On August 20, 2019, a group of Chinese drywall manufacturers agreed to settle 10-year-old litigation that claimed their drywall was defective. The proposed settlement looks to resolve multi-district litigation that included thousands of individual and class action lawsuits filed on behalf of homeowners who say their properties were damaged by the defendants’ drywall products.
Tell me more about this drywall.
Back in 2005, Hurricanes Rita and Katrina left a devastating path of destruction on the Gulf and East coasts. According to the lawsuits, as people began to rebuild homes and buildings, there was a shortage of building materials. Builders, the cases explain, then turned to Chinese manufacturers to import drywall to use in buildings constructed between 2005 and 2008. The lawsuits allege that this Chinese drywall was defective and began causing problems in consumers’ homes not long after it was installed.
What kinds of problems?
According to the plaintiffs, homeowners began noticing “unpleasant odors” in their homes, which some say affected their health and left them feeling sick. Others have reported that the metal objects in their homes—such as pipes and appliances—began to corrode much more quickly than they should have.
The lawsuits claim these symptoms were caused by sulfur gases emitted from the Chinese drywall. According to the cases, the gypsum in the drywall reacted with other components of the building material and released noxious sulfuric compounds that damaged occupants’ health and their homes.
Which products are included in the settlement?

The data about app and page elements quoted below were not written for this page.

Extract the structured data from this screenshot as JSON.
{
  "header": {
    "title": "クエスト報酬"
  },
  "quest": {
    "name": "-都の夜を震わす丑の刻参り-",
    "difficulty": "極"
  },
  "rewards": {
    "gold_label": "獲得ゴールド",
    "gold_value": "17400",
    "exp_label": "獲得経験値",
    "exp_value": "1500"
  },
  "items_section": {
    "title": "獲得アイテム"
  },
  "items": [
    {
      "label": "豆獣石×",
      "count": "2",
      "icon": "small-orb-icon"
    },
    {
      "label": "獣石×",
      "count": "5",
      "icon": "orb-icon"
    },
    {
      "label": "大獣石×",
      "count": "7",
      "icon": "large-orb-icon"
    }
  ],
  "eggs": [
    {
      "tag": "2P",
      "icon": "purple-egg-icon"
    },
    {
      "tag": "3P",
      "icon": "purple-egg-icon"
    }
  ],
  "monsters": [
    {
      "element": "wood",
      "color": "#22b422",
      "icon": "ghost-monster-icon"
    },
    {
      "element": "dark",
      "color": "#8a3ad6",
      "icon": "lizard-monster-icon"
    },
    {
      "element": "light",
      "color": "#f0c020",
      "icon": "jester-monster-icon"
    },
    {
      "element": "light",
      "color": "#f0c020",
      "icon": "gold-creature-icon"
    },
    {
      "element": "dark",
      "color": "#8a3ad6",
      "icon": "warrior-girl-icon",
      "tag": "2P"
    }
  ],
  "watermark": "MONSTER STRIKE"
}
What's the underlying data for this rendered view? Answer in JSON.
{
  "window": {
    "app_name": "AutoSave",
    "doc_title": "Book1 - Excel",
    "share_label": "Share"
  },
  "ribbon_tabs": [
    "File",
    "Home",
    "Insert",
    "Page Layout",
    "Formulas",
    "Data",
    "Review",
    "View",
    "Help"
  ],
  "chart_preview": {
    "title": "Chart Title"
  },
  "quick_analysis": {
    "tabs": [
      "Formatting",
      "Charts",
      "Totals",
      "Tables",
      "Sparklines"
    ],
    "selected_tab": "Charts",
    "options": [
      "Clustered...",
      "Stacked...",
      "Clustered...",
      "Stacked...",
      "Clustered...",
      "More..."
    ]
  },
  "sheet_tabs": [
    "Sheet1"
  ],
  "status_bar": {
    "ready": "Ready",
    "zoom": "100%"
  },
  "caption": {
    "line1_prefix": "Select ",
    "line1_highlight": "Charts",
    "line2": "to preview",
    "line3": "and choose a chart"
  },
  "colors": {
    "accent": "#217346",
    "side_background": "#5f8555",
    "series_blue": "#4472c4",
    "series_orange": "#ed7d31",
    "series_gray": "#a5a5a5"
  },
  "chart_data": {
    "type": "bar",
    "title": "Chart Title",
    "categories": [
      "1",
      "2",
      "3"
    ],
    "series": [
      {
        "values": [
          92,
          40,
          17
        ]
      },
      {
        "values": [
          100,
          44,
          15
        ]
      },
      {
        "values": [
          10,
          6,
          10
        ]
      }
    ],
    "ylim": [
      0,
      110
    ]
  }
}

The products covered by the settlement are drywall materials allegedly sold by Taishan Gypsum Company Ltd. (formerly known as Shandong Taihe Dongxin Co., Ltd.); Taian Taishan Plasterboard Co., Ltd.; Beijing New Building Materials Public Limited Company; Beijing New Building Materials (Group) Co., Ltd.; China National Building Materials Co., Ltd.; and China National Building Materials Group Corporation.
The settlement document specifically names the following products:
BNBM and Dragon Board C&K Chinese Manufacturer #2 (purple stamp) Crescent City Gypsum DUN IMT Gypsum ProWall TAIAN TAISHAN and Taihe edge tape Venture Supply White Edge Tape, boards with no markings or boards with no markings other than numbers or letters
Also included in the suit are additional products attributable to Taishan and the other defendants that are marked with “MADE IN CHINA MEET[S] OR EXCEED[S]” and other drywall products with dimensions of “4feet[x/*]12feet[x/*]1/2inch.”
What relief does the settlement look to provide?
Once the settlement receives final approval, class members may be able to recover reimbursement for damages they suffered, which could include property damage, repair costs, alternative housing expenses, emotional distress, and pain and suffering.
Note: To be clear, you may not receive reimbursement for the full amount of damages you've claimed.
Each class member who submits a valid claim will receive an estimate of the amount he or she will receive from the settlement, but the amount won’t be determined until after the deal receives final approval. The amount you’ll receive will be based on certain criteria, including the size of your property, how much drywall is in your home, and whether you’ve already spent money on repairs.
How can I file a claim?
If you’ve already been identified as a known class member, you don’t have to file a claim. You can check to see if you’re a verified class member by checking if your information is included in a “master spreadsheet” that will be posted on the settlement website—chinesedrywallsettlement.com—once it is up and running. The settlement money will be divided among the people listed in the spreadsheet.
If you already know you’re a member, it would be good to check the master spreadsheet anyway to verify that your information is correct.
What if I’m not on the spreadsheet?
If you don’t find your name on the list once it’s up, you can file a court-approved claim form. You’ll need to provide the following information:
the under air square footage of your property—which means “the area within the Affected Property that receives ventilation from the property’s heating and air systems, not including garages, attics, or basements that are not part of this ventilation system”; proof that your home contains the allegedly defective Chinese drywall; whether you owned the property as of May 23, 2019; whether you repaired, replaced, or otherwise remediated the Chinese drywall before May 23, 2019; and whether you’ve received any prior payments in connection with the claims in this case.
More information about this process will be available on the settlement website.
Importantly, the proposed settlement excludes 498 plaintiffs who were part of a previous settlement with Taishan, so don’t try to file a claim if you were part of the other settlement.
When should I expect to see a check in the mail?
Don’t hold your breath. The proposed settlement still needs to receive preliminary approval from a judge. After that, notices will be sent out to class members and posted in newspapers, and the settlement website will go live. During this time, class members can verify their information in the master spreadsheet or submit claims by a to-be-determined deadline (which will be 30 days after final approval). Only after the judge gives the deal a final OK will settlement checks be mailed out.
Check back here for updates, or head over to the court’s website for an updating timeline of events.